Filter the listing below, please, and copy only the lines with the word "mattis".
-- Opening Marker --
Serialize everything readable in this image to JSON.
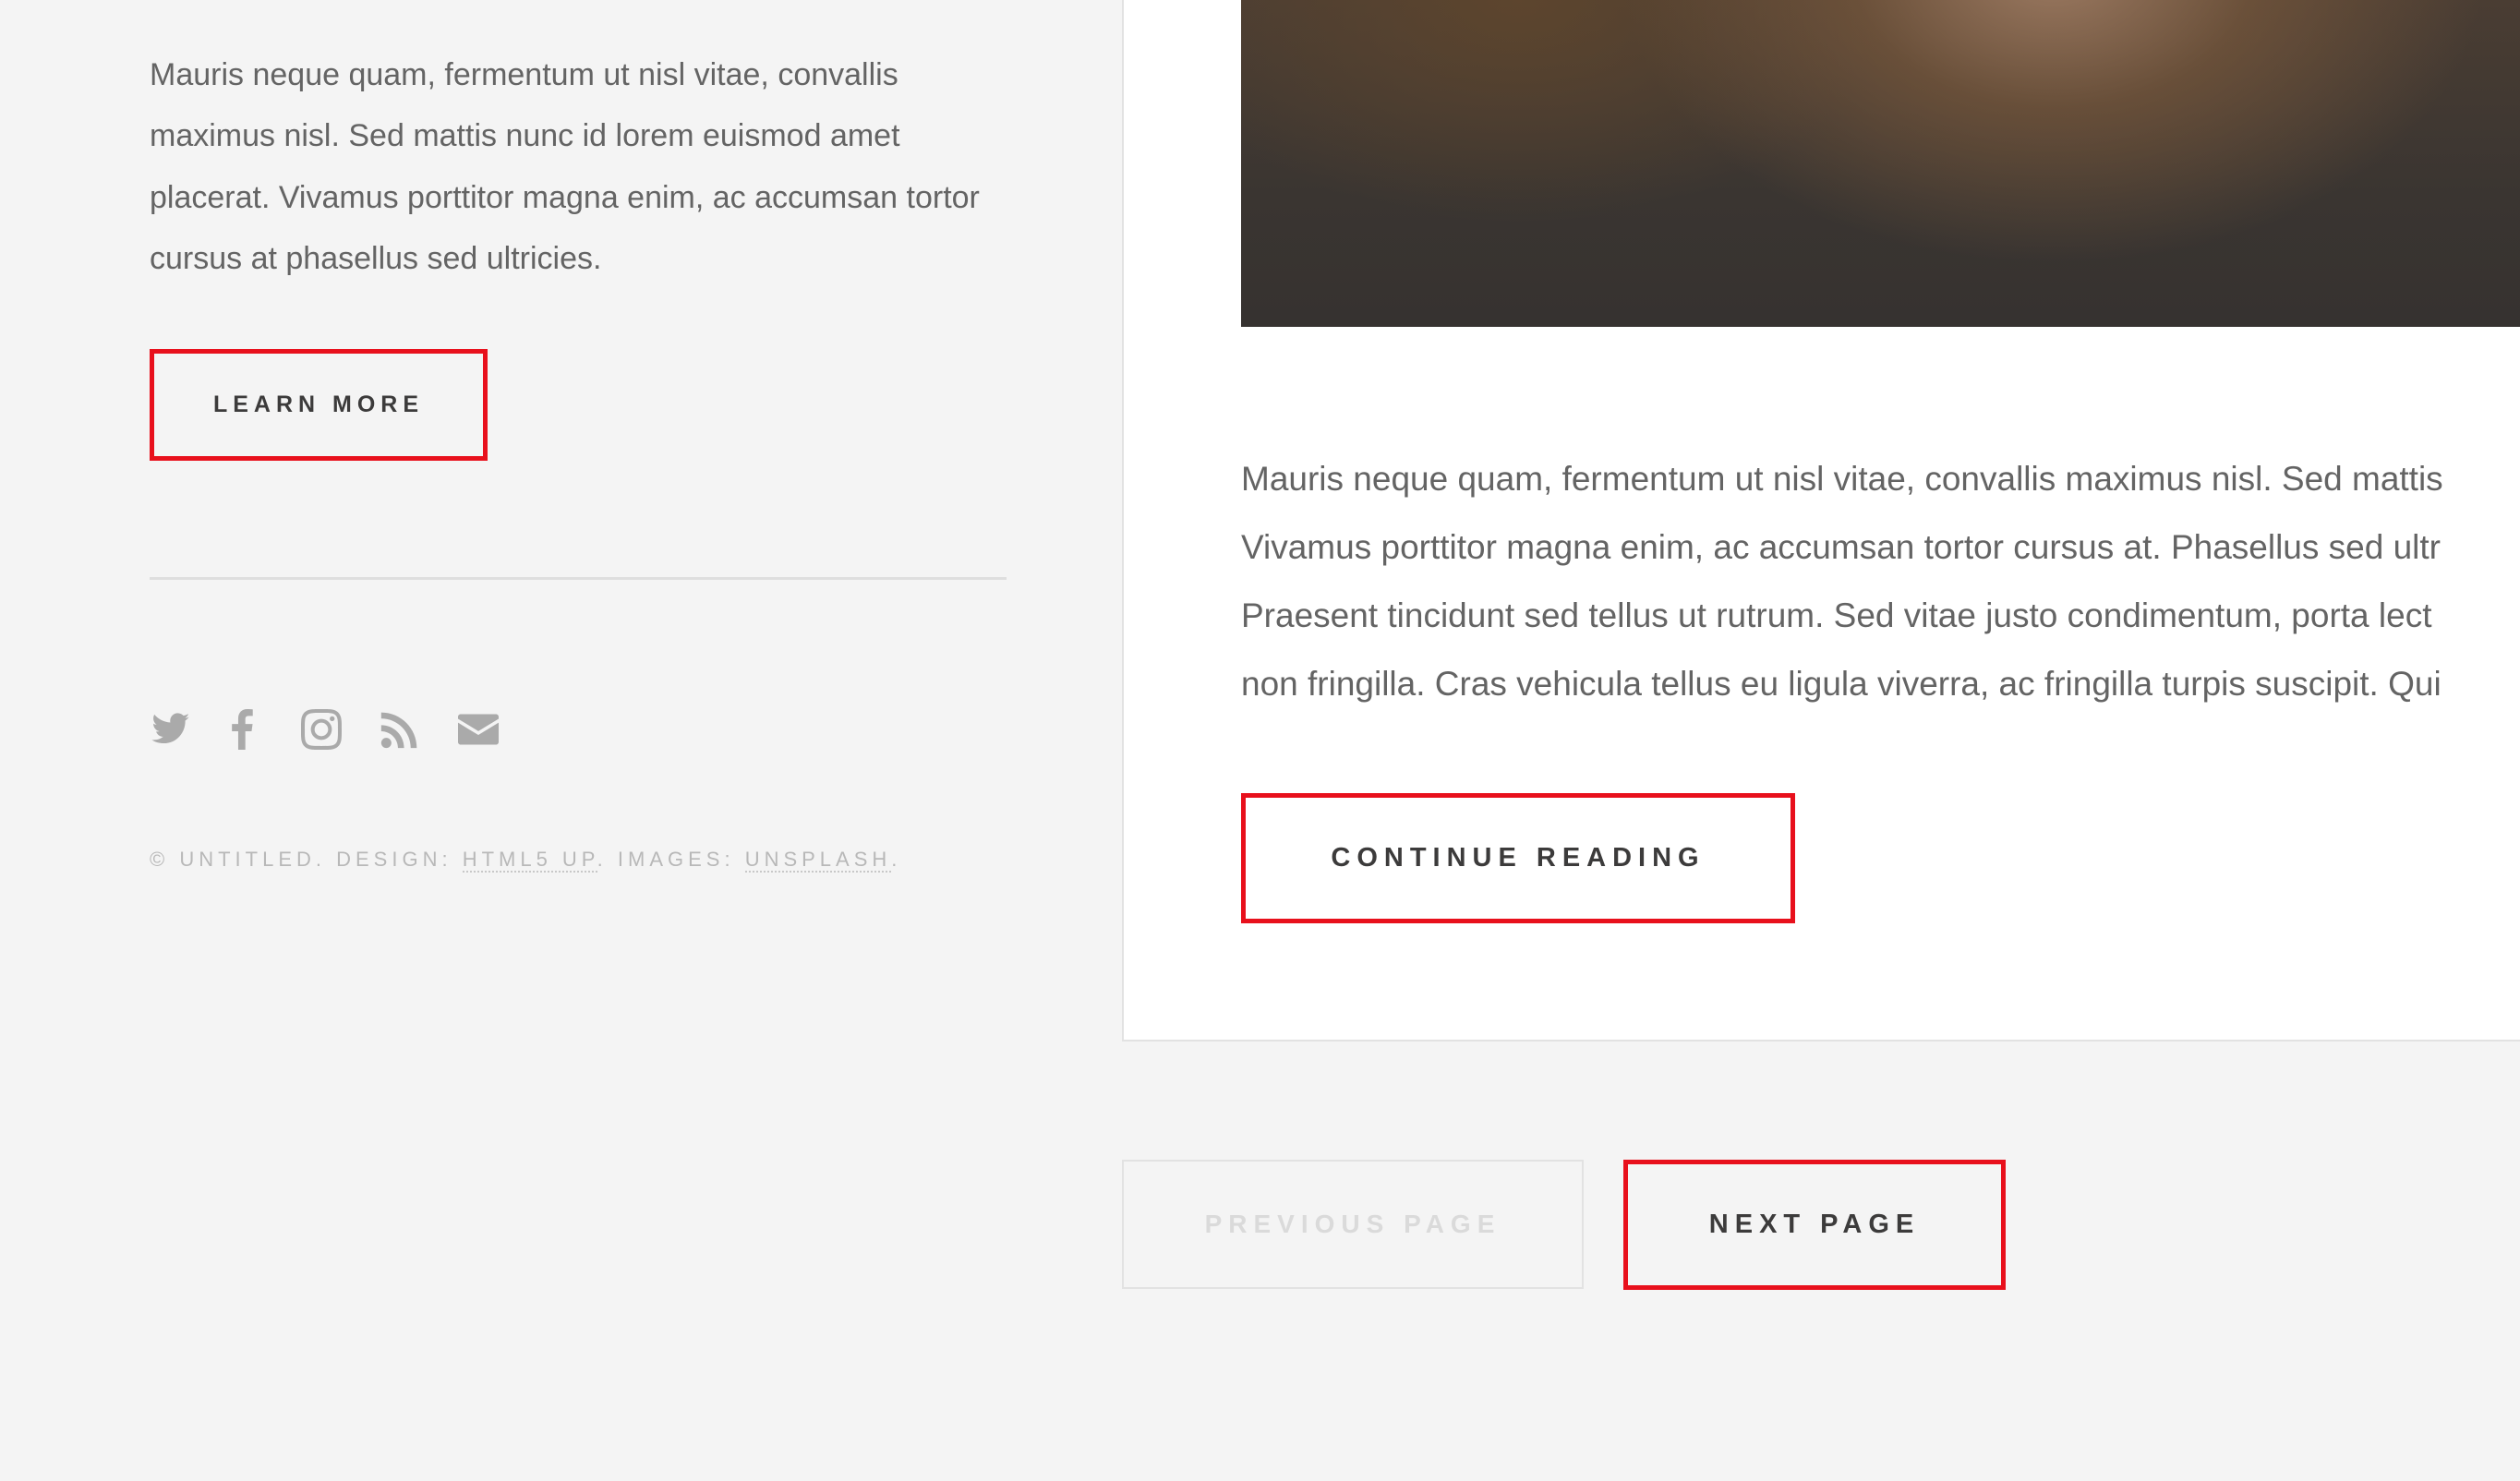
{
  "sidebar": {
    "intro_text": "Mauris neque quam, fermentum ut nisl vitae, convallis maximus nisl. Sed mattis nunc id lorem euismod amet placerat. Vivamus porttitor magna enim, ac accumsan tortor cursus at phasellus sed ultricies.",
    "learn_more_label": "LEARN MORE",
    "socials": [
      "twitter-icon",
      "facebook-icon",
      "instagram-icon",
      "rss-icon",
      "email-icon"
    ],
    "copyright": {
      "prefix": "© UNTITLED. DESIGN: ",
      "design_link": "HTML5 UP",
      "middle": ". IMAGES: ",
      "images_link": "UNSPLASH",
      "suffix": "."
    }
  },
  "post": {
    "lines": [
      "Mauris neque quam, fermentum ut nisl vitae, convallis maximus nisl. Sed mattis",
      "Vivamus porttitor magna enim, ac accumsan tortor cursus at. Phasellus sed ultr",
      "Praesent tincidunt sed tellus ut rutrum. Sed vitae justo condimentum, porta lect",
      "non fringilla. Cras vehicula tellus eu ligula viverra, ac fringilla turpis suscipit. Qui"
    ],
    "continue_label": "CONTINUE READING"
  },
  "pagination": {
    "previous_label": "PREVIOUS PAGE",
    "next_label": "NEXT PAGE"
  },
  "colors": {
    "highlight_border": "#e8101c",
    "background": "#f4f4f4",
    "card": "#ffffff"
  }
}
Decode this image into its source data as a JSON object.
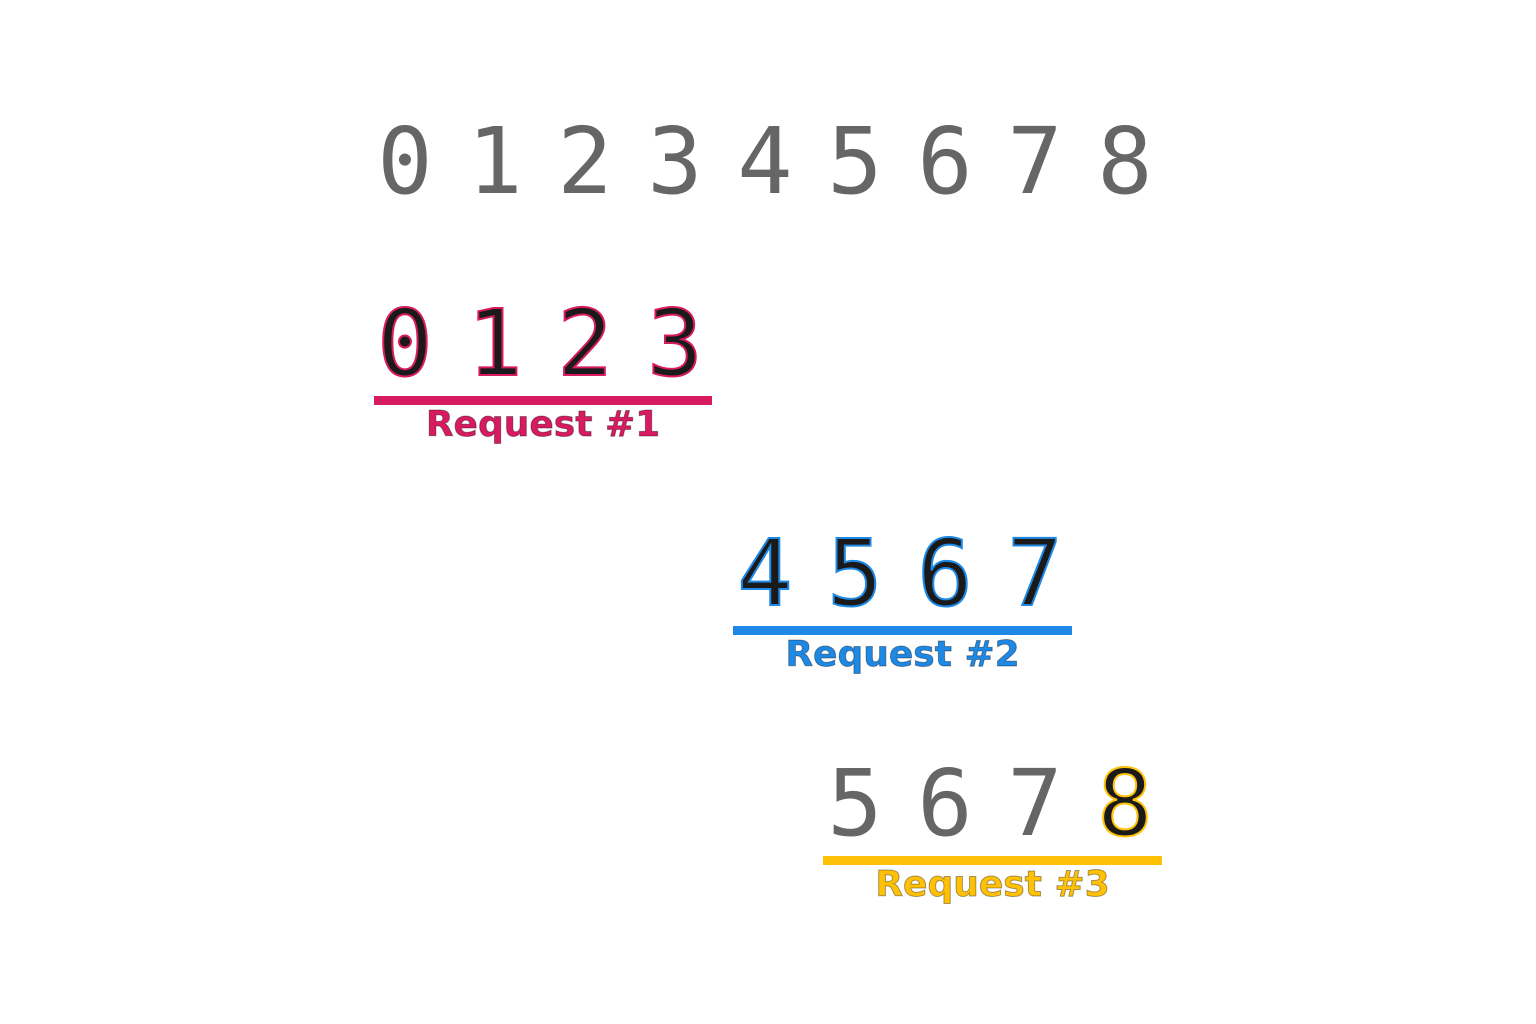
{
  "sequence": [
    "0",
    "1",
    "2",
    "3",
    "4",
    "5",
    "6",
    "7",
    "8"
  ],
  "requests": [
    {
      "label": "Request #1",
      "digits": [
        "0",
        "1",
        "2",
        "3"
      ],
      "highlighted": [
        true,
        true,
        true,
        true
      ],
      "color": "#d81b60"
    },
    {
      "label": "Request #2",
      "digits": [
        "4",
        "5",
        "6",
        "7"
      ],
      "highlighted": [
        true,
        true,
        true,
        true
      ],
      "color": "#1e88e5"
    },
    {
      "label": "Request #3",
      "digits": [
        "5",
        "6",
        "7",
        "8"
      ],
      "highlighted": [
        false,
        false,
        false,
        true
      ],
      "color": "#ffc107"
    }
  ]
}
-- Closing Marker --
— WRITTEN SOLUTION —
    "intro_text": "Mauris neque quam, fermentum ut nisl vitae, convallis maximus nisl. Sed mattis nunc id lorem euismod amet placerat. Vivamus porttitor magna enim, ac accumsan tortor cursus at phasellus sed ultricies.",
      "Mauris neque quam, fermentum ut nisl vitae, convallis maximus nisl. Sed mattis",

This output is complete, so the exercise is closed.